## Directions for this task
One number is all that is asked for: the number of lines below that hold the string "Invoiced".

## Input data

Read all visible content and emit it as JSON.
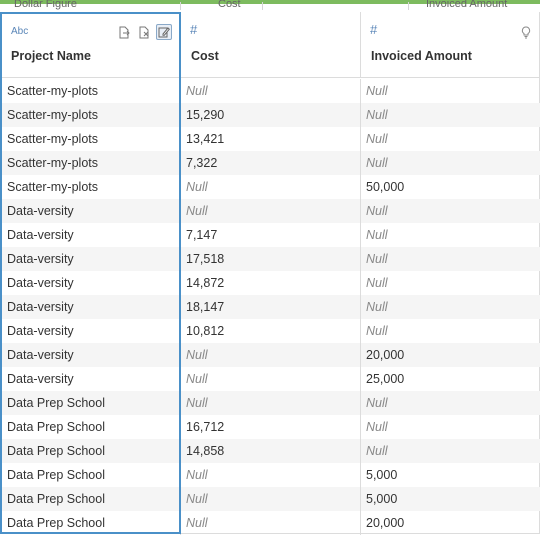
{
  "top_ghost": {
    "col1": "Dollar Figure",
    "col2": "Cost",
    "col3": "Invoiced Amount"
  },
  "columns": [
    {
      "type": "Abc",
      "name": "Project Name"
    },
    {
      "type": "#",
      "name": "Cost"
    },
    {
      "type": "#",
      "name": "Invoiced Amount"
    }
  ],
  "rows": [
    [
      "Scatter-my-plots",
      "Null",
      "Null"
    ],
    [
      "Scatter-my-plots",
      "15,290",
      "Null"
    ],
    [
      "Scatter-my-plots",
      "13,421",
      "Null"
    ],
    [
      "Scatter-my-plots",
      "7,322",
      "Null"
    ],
    [
      "Scatter-my-plots",
      "Null",
      "50,000"
    ],
    [
      "Data-versity",
      "Null",
      "Null"
    ],
    [
      "Data-versity",
      "7,147",
      "Null"
    ],
    [
      "Data-versity",
      "17,518",
      "Null"
    ],
    [
      "Data-versity",
      "14,872",
      "Null"
    ],
    [
      "Data-versity",
      "18,147",
      "Null"
    ],
    [
      "Data-versity",
      "10,812",
      "Null"
    ],
    [
      "Data-versity",
      "Null",
      "20,000"
    ],
    [
      "Data-versity",
      "Null",
      "25,000"
    ],
    [
      "Data Prep School",
      "Null",
      "Null"
    ],
    [
      "Data Prep School",
      "16,712",
      "Null"
    ],
    [
      "Data Prep School",
      "14,858",
      "Null"
    ],
    [
      "Data Prep School",
      "Null",
      "5,000"
    ],
    [
      "Data Prep School",
      "Null",
      "5,000"
    ],
    [
      "Data Prep School",
      "Null",
      "20,000"
    ]
  ],
  "icons": {
    "col1": [
      "export-icon",
      "remove-field-icon",
      "edit-icon"
    ],
    "col3": [
      "lightbulb-icon"
    ]
  },
  "colors": {
    "selection_border": "#4a90c8",
    "type_icon": "#5a86b8",
    "null_text": "#888888",
    "top_bar": "#7dbb5f"
  }
}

## Task response
2